● Your instructions: Check every line of the entries for the string "title" and return the ones that contain it.

* * *

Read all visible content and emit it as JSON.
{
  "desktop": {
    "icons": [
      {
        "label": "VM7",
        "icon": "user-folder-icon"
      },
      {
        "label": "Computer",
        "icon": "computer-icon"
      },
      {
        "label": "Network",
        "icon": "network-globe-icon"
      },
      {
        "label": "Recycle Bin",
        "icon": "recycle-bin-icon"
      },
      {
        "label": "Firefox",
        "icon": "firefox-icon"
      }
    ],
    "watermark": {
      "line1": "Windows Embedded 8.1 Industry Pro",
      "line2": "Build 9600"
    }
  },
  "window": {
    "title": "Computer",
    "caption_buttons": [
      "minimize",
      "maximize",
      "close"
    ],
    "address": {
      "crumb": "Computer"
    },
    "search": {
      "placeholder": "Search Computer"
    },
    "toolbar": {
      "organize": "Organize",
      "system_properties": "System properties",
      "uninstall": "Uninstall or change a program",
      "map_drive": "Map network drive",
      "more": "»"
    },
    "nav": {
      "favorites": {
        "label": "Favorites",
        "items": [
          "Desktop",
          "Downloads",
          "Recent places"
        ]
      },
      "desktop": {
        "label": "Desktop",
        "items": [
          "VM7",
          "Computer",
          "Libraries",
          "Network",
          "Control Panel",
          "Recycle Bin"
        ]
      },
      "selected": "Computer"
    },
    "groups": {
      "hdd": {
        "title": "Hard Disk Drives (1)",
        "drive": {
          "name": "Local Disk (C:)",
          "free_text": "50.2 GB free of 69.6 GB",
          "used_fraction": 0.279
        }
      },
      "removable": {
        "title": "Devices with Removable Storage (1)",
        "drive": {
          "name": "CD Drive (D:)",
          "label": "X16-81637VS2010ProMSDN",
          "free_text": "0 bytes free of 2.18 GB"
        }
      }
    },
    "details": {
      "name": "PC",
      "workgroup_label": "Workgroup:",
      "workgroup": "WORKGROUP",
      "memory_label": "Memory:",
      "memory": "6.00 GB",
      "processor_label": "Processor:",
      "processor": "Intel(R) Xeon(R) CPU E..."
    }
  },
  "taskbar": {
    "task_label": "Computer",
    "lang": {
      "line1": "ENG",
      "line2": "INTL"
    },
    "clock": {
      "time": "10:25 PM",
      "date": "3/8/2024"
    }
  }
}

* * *

● Task response:
    "title": "Computer",
        "title": "Hard Disk Drives (1)",
        "title": "Devices with Removable Storage (1)",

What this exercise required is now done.